The Sahel region is home to Al-Qaeda and Daesh-linked militants. El-Sisi said Egypt could help train forces and provide weapons to countries in the region to fight extremists.
Egypt has for years been battling a Daesh-led insurgency that intensified after the military overthrew Muslim Brotherhood President Muhammad Mursi in 2013 amid mass protests against his brief rule.
Militant-related violence in Egypt has been centered on the Sinai Peninsula, as well as in the country’s vast Western Desert, which has witnessed deadly attacks blamed on militants infiltrating from neighboring Libya.
Since Mursi’s ouster, tensions have grown between Egypt and Turkey and Egypt and Qatar. The political party of Turkish President Recep Tayyip Erdogan is an offshoot of the Muslim Brotherhood, which Cairo designated as at terrorist group in 2013.
El-Sisi also said a “comprehensive, political solution would be achieved in the coming months” for the conflict in Libya, which descended into chaos after the 2011 civil war that ousted and killed long-time dictator Muammar Qaddafi. He did not elaborate.
He said that would put an end to a “terrorist hotbed that pushes militants and weapons to (Libya’s) neighboring countries including Egypt.”
El-Sisi apparently was referring to an international summit in Berlin that aims to reach an agreement on actions needed to end the conflict. The conference had been scheduled for October, but it has apparently been postponed.
El-Sisi’s comments came amid heightened tensions with Turkey after a controversial maritime border agreement it signed last month with Libya’s Tripoli-based government.
Greece, Egypt and Cyprus, which lie between the two geographically, have denounced the deal as being contrary to international law, and Greece expelled the Libyan ambassador last week over the issue.

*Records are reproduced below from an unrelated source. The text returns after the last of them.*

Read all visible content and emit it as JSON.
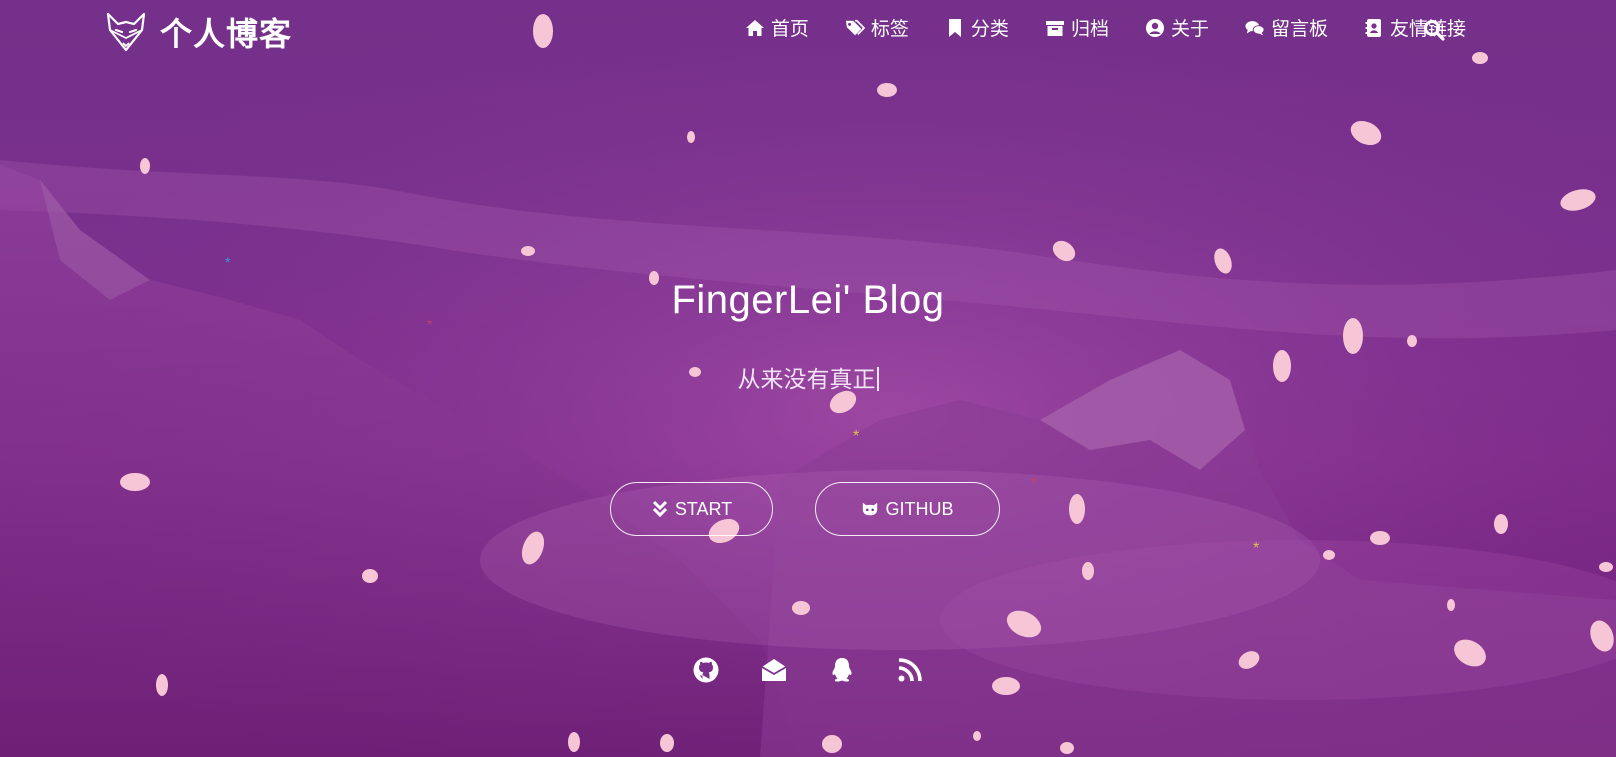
{
  "header": {
    "brand_title": "个人博客",
    "logo_icon": "fox-logo-icon",
    "menu": [
      {
        "label": "首页",
        "icon": "home-icon"
      },
      {
        "label": "标签",
        "icon": "tags-icon"
      },
      {
        "label": "分类",
        "icon": "bookmark-icon"
      },
      {
        "label": "归档",
        "icon": "archive-icon"
      },
      {
        "label": "关于",
        "icon": "user-circle-icon"
      },
      {
        "label": "留言板",
        "icon": "comments-icon"
      },
      {
        "label": "友情链接",
        "icon": "address-book-icon"
      }
    ],
    "search_icon": "search-icon"
  },
  "hero": {
    "title": "FingerLei' Blog",
    "subtitle": "从来没有真正",
    "buttons": [
      {
        "label": "START",
        "icon": "double-chevron-down-icon"
      },
      {
        "label": "GITHUB",
        "icon": "github-alt-icon"
      }
    ]
  },
  "social": [
    {
      "icon": "github-icon"
    },
    {
      "icon": "email-icon"
    },
    {
      "icon": "qq-icon"
    },
    {
      "icon": "rss-icon"
    }
  ],
  "colors": {
    "background": "#7a2f8d",
    "text": "#ffffff",
    "petal": "#f7c6d6"
  }
}
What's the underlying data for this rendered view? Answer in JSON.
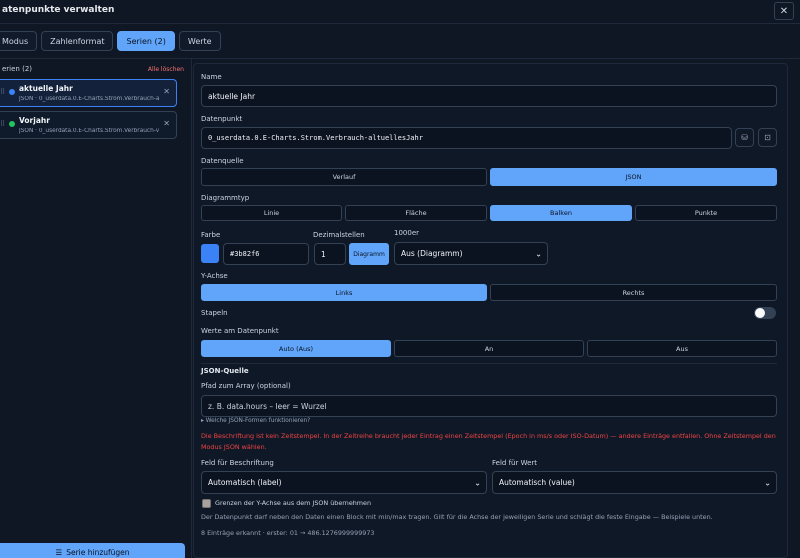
{
  "window": {
    "title": "atenpunkte verwalten",
    "close_glyph": "✕"
  },
  "tabs": [
    {
      "label": "Modus"
    },
    {
      "label": "Zahlenformat"
    },
    {
      "label": "Serien (2)"
    },
    {
      "label": "Werte"
    }
  ],
  "sidebar": {
    "header": "erien (2)",
    "clear_all": "Alle löschen",
    "items": [
      {
        "name": "aktuelle Jahr",
        "sub": "JSON · 0_userdata.0.E-Charts.Strom.Verbrauch-a...",
        "dot_color": "#3b82f6"
      },
      {
        "name": "Vorjahr",
        "sub": "JSON · 0_userdata.0.E-Charts.Strom.Verbrauch-v...",
        "dot_color": "#22c55e"
      }
    ],
    "add_button": "Serie hinzufügen"
  },
  "form": {
    "name_label": "Name",
    "name_value": "aktuelle Jahr",
    "datapoint_label": "Datenpunkt",
    "datapoint_value": "0_userdata.0.E-Charts.Strom.Verbrauch-altuellesJahr",
    "source_label": "Datenquelle",
    "source_options": [
      "Verlauf",
      "JSON"
    ],
    "chart_type_label": "Diagrammtyp",
    "chart_type_options": [
      "Linie",
      "Fläche",
      "Balken",
      "Punkte"
    ],
    "color_label": "Farbe",
    "color_value": "#3b82f6",
    "decimals_label": "Dezimalstellen",
    "decimals_value": "1",
    "decimals_button": "Diagramm",
    "thousands_label": "1000er",
    "thousands_value": "Aus (Diagramm)",
    "yaxis_label": "Y-Achse",
    "yaxis_options": [
      "Links",
      "Rechts"
    ],
    "stack_label": "Stapeln",
    "values_label": "Werte am Datenpunkt",
    "values_options": [
      "Auto (Aus)",
      "An",
      "Aus"
    ],
    "json_section": "JSON-Quelle",
    "array_path_label": "Pfad zum Array (optional)",
    "array_path_placeholder": "z. B. data.hours – leer = Wurzel",
    "json_forms_hint": "▸ Welche JSON-Formen funktionieren?",
    "error_text": "Die Beschriftung ist kein Zeitstempel. In der Zeitreihe braucht jeder Eintrag einen Zeitstempel (Epoch in ms/s oder ISO-Datum) — andere Einträge entfallen. Ohne Zeitstempel den Modus JSON wählen.",
    "label_field_label": "Feld für Beschriftung",
    "label_field_value": "Automatisch (label)",
    "value_field_label": "Feld für Wert",
    "value_field_value": "Automatisch (value)",
    "yaxis_limits_label": "Grenzen der Y-Achse aus dem JSON übernehmen",
    "yaxis_limits_desc": "Der Datenpunkt darf neben den Daten einen Block mit min/max tragen. Gilt für die Achse der jeweiligen Serie und schlägt die feste Eingabe — Beispiele unten.",
    "entries_info": "8 Einträge erkannt · erster: 01 → 486.1276999999973"
  }
}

Haftar has for months been fighting an array of militias allied with the Tripoli authorities to wrestle control of the capital. He is backed by the United Arab Emirates and Egypt, as well as France and Russia, while the Tripoli-based government receives aid from Turkey, Qatar and Italy.